• **Data shown**
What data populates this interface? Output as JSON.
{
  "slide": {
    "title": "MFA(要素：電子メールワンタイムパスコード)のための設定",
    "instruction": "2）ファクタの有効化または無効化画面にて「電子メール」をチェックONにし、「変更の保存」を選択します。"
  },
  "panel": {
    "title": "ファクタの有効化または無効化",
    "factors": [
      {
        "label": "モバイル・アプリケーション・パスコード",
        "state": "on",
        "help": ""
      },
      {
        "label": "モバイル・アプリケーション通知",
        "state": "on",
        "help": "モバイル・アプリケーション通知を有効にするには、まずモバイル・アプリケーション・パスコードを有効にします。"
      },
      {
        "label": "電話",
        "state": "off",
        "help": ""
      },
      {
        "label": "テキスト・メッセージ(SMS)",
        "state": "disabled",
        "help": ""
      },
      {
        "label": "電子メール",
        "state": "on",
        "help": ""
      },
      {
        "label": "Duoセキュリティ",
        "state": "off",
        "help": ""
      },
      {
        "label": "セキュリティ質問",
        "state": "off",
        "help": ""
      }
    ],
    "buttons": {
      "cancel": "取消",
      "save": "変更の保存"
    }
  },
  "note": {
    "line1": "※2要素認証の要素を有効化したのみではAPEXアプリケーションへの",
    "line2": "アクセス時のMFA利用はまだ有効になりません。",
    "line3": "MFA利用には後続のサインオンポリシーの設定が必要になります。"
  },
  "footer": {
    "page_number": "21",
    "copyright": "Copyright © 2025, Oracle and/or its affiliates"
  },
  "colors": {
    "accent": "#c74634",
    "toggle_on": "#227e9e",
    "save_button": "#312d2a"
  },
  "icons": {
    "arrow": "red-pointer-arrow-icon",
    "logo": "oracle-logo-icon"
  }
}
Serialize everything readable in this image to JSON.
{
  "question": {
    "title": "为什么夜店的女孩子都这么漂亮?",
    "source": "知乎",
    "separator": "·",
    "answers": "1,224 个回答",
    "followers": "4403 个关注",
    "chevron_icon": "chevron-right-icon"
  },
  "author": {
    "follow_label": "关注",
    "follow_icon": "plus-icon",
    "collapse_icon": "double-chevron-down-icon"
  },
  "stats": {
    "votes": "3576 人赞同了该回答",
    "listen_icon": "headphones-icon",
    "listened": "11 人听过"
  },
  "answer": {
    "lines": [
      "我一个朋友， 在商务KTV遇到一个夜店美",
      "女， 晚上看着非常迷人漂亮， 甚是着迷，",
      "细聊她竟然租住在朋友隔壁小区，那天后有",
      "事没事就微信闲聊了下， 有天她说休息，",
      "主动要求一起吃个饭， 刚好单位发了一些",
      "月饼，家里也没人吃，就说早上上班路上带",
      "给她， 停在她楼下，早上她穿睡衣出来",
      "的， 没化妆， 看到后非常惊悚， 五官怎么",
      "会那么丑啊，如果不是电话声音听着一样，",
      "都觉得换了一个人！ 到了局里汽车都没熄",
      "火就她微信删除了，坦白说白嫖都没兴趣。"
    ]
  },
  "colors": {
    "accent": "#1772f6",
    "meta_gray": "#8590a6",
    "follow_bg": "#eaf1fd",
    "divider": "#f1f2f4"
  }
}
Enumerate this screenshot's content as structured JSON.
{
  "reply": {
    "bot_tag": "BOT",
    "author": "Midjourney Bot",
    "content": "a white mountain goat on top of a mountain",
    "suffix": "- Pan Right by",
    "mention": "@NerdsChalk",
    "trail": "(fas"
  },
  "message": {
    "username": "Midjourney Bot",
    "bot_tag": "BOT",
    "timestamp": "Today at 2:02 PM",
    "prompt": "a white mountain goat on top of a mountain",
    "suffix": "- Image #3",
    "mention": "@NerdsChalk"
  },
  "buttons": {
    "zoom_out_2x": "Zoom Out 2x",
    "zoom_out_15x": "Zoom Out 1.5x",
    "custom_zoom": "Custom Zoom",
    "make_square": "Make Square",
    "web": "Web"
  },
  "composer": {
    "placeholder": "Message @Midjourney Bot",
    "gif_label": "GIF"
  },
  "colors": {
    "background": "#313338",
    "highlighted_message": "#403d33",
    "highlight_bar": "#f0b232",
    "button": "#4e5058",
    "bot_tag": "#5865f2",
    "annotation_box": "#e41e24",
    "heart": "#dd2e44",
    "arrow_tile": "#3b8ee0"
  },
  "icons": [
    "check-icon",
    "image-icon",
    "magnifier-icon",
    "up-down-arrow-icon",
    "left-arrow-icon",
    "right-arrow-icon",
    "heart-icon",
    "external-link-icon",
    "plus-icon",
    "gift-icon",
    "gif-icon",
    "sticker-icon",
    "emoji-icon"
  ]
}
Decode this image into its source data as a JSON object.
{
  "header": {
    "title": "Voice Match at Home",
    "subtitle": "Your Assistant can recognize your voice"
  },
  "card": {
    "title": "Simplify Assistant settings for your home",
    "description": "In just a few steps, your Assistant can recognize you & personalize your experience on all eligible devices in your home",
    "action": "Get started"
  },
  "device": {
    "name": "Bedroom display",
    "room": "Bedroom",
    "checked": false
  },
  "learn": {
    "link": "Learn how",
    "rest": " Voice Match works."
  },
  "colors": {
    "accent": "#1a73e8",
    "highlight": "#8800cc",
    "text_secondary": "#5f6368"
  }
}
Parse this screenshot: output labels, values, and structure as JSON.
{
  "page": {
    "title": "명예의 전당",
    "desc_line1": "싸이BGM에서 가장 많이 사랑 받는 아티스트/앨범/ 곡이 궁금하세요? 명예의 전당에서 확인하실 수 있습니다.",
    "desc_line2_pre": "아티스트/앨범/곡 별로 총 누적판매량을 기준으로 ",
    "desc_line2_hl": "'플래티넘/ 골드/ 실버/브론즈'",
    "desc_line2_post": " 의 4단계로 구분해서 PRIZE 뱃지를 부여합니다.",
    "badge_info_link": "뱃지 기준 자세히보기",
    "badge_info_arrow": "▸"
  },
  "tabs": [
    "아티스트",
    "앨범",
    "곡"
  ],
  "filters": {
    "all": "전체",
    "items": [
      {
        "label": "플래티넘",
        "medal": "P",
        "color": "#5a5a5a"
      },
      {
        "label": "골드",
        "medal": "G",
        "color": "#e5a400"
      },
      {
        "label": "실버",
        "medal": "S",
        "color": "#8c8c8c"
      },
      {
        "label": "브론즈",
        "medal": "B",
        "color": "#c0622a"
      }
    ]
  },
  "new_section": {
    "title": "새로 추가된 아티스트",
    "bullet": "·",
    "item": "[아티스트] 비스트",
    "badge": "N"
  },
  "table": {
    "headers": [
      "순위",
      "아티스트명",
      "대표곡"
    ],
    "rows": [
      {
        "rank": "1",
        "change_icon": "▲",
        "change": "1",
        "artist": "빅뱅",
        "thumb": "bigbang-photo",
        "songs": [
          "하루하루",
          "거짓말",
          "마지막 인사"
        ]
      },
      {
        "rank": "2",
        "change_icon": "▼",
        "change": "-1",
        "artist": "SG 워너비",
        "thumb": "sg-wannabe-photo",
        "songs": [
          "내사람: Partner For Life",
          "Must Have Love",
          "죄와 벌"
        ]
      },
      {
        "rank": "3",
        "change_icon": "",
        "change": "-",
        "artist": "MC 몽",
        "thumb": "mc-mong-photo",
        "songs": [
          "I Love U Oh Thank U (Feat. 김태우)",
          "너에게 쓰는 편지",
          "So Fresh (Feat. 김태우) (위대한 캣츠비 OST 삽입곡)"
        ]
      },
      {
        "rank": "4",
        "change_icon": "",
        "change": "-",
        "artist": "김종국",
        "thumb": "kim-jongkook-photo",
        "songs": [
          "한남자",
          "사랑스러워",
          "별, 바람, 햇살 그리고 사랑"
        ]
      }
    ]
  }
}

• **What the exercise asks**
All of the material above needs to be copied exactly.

• **Answer area**
What data populates this interface? Output as JSON.
{
  "slide": {
    "title": "MFA(要素：電子メールワンタイムパスコード)のための設定",
    "instruction": "2）ファクタの有効化または無効化画面にて「電子メール」をチェックONにし、「変更の保存」を選択します。"
  },
  "panel": {
    "title": "ファクタの有効化または無効化",
    "factors": [
      {
        "label": "モバイル・アプリケーション・パスコード",
        "state": "on",
        "help": ""
      },
      {
        "label": "モバイル・アプリケーション通知",
        "state": "on",
        "help": "モバイル・アプリケーション通知を有効にするには、まずモバイル・アプリケーション・パスコードを有効にします。"
      },
      {
        "label": "電話",
        "state": "off",
        "help": ""
      },
      {
        "label": "テキスト・メッセージ(SMS)",
        "state": "disabled",
        "help": ""
      },
      {
        "label": "電子メール",
        "state": "on",
        "help": ""
      },
      {
        "label": "Duoセキュリティ",
        "state": "off",
        "help": ""
      },
      {
        "label": "セキュリティ質問",
        "state": "off",
        "help": ""
      }
    ],
    "buttons": {
      "cancel": "取消",
      "save": "変更の保存"
    }
  },
  "note": {
    "line1": "※2要素認証の要素を有効化したのみではAPEXアプリケーションへの",
    "line2": "アクセス時のMFA利用はまだ有効になりません。",
    "line3": "MFA利用には後続のサインオンポリシーの設定が必要になります。"
  },
  "footer": {
    "page_number": "21",
    "copyright": "Copyright © 2025, Oracle and/or its affiliates"
  },
  "colors": {
    "accent": "#c74634",
    "toggle_on": "#227e9e",
    "save_button": "#312d2a"
  },
  "icons": {
    "arrow": "red-pointer-arrow-icon",
    "logo": "oracle-logo-icon"
  }
}
Serialize everything readable in this image to JSON.
{
  "question": {
    "title": "为什么夜店的女孩子都这么漂亮?",
    "source": "知乎",
    "separator": "·",
    "answers": "1,224 个回答",
    "followers": "4403 个关注",
    "chevron_icon": "chevron-right-icon"
  },
  "author": {
    "follow_label": "关注",
    "follow_icon": "plus-icon",
    "collapse_icon": "double-chevron-down-icon"
  },
  "stats": {
    "votes": "3576 人赞同了该回答",
    "listen_icon": "headphones-icon",
    "listened": "11 人听过"
  },
  "answer": {
    "lines": [
      "我一个朋友， 在商务KTV遇到一个夜店美",
      "女， 晚上看着非常迷人漂亮， 甚是着迷，",
      "细聊她竟然租住在朋友隔壁小区，那天后有",
      "事没事就微信闲聊了下， 有天她说休息，",
      "主动要求一起吃个饭， 刚好单位发了一些",
      "月饼，家里也没人吃，就说早上上班路上带",
      "给她， 停在她楼下，早上她穿睡衣出来",
      "的， 没化妆， 看到后非常惊悚， 五官怎么",
      "会那么丑啊，如果不是电话声音听着一样，",
      "都觉得换了一个人！ 到了局里汽车都没熄",
      "火就她微信删除了，坦白说白嫖都没兴趣。"
    ]
  },
  "colors": {
    "accent": "#1772f6",
    "meta_gray": "#8590a6",
    "follow_bg": "#eaf1fd",
    "divider": "#f1f2f4"
  }
}
Enumerate this screenshot's content as structured JSON.
{
  "reply": {
    "bot_tag": "BOT",
    "author": "Midjourney Bot",
    "content": "a white mountain goat on top of a mountain",
    "suffix": "- Pan Right by",
    "mention": "@NerdsChalk",
    "trail": "(fas"
  },
  "message": {
    "username": "Midjourney Bot",
    "bot_tag": "BOT",
    "timestamp": "Today at 2:02 PM",
    "prompt": "a white mountain goat on top of a mountain",
    "suffix": "- Image #3",
    "mention": "@NerdsChalk"
  },
  "buttons": {
    "zoom_out_2x": "Zoom Out 2x",
    "zoom_out_15x": "Zoom Out 1.5x",
    "custom_zoom": "Custom Zoom",
    "make_square": "Make Square",
    "web": "Web"
  },
  "composer": {
    "placeholder": "Message @Midjourney Bot",
    "gif_label": "GIF"
  },
  "colors": {
    "background": "#313338",
    "highlighted_message": "#403d33",
    "highlight_bar": "#f0b232",
    "button": "#4e5058",
    "bot_tag": "#5865f2",
    "annotation_box": "#e41e24",
    "heart": "#dd2e44",
    "arrow_tile": "#3b8ee0"
  },
  "icons": [
    "check-icon",
    "image-icon",
    "magnifier-icon",
    "up-down-arrow-icon",
    "left-arrow-icon",
    "right-arrow-icon",
    "heart-icon",
    "external-link-icon",
    "plus-icon",
    "gift-icon",
    "gif-icon",
    "sticker-icon",
    "emoji-icon"
  ]
}
Decode this image into its source data as a JSON object.
{
  "header": {
    "title": "Voice Match at Home",
    "subtitle": "Your Assistant can recognize your voice"
  },
  "card": {
    "title": "Simplify Assistant settings for your home",
    "description": "In just a few steps, your Assistant can recognize you & personalize your experience on all eligible devices in your home",
    "action": "Get started"
  },
  "device": {
    "name": "Bedroom display",
    "room": "Bedroom",
    "checked": false
  },
  "learn": {
    "link": "Learn how",
    "rest": " Voice Match works."
  },
  "colors": {
    "accent": "#1a73e8",
    "highlight": "#8800cc",
    "text_secondary": "#5f6368"
  }
}
Parse this screenshot: output labels, values, and structure as JSON.
{
  "page": {
    "title": "명예의 전당",
    "desc_line1": "싸이BGM에서 가장 많이 사랑 받는 아티스트/앨범/ 곡이 궁금하세요? 명예의 전당에서 확인하실 수 있습니다.",
    "desc_line2_pre": "아티스트/앨범/곡 별로 총 누적판매량을 기준으로 ",
    "desc_line2_hl": "'플래티넘/ 골드/ 실버/브론즈'",
    "desc_line2_post": " 의 4단계로 구분해서 PRIZE 뱃지를 부여합니다.",
    "badge_info_link": "뱃지 기준 자세히보기",
    "badge_info_arrow": "▸"
  },
  "tabs": [
    "아티스트",
    "앨범",
    "곡"
  ],
  "filters": {
    "all": "전체",
    "items": [
      {
        "label": "플래티넘",
        "medal": "P",
        "color": "#5a5a5a"
      },
      {
        "label": "골드",
        "medal": "G",
        "color": "#e5a400"
      },
      {
        "label": "실버",
        "medal": "S",
        "color": "#8c8c8c"
      },
      {
        "label": "브론즈",
        "medal": "B",
        "color": "#c0622a"
      }
    ]
  },
  "new_section": {
    "title": "새로 추가된 아티스트",
    "bullet": "·",
    "item": "[아티스트] 비스트",
    "badge": "N"
  },
  "table": {
    "headers": [
      "순위",
      "아티스트명",
      "대표곡"
    ],
    "rows": [
      {
        "rank": "1",
        "change_icon": "▲",
        "change": "1",
        "artist": "빅뱅",
        "thumb": "bigbang-photo",
        "songs": [
          "하루하루",
          "거짓말",
          "마지막 인사"
        ]
      },
      {
        "rank": "2",
        "change_icon": "▼",
        "change": "-1",
        "artist": "SG 워너비",
        "thumb": "sg-wannabe-photo",
        "songs": [
          "내사람: Partner For Life",
          "Must Have Love",
          "죄와 벌"
        ]
      },
      {
        "rank": "3",
        "change_icon": "",
        "change": "-",
        "artist": "MC 몽",
        "thumb": "mc-mong-photo",
        "songs": [
          "I Love U Oh Thank U (Feat. 김태우)",
          "너에게 쓰는 편지",
          "So Fresh (Feat. 김태우) (위대한 캣츠비 OST 삽입곡)"
        ]
      },
      {
        "rank": "4",
        "change_icon": "",
        "change": "-",
        "artist": "김종국",
        "thumb": "kim-jongkook-photo",
        "songs": [
          "한남자",
          "사랑스러워",
          "별, 바람, 햇살 그리고 사랑"
        ]
      }
    ]
  }
}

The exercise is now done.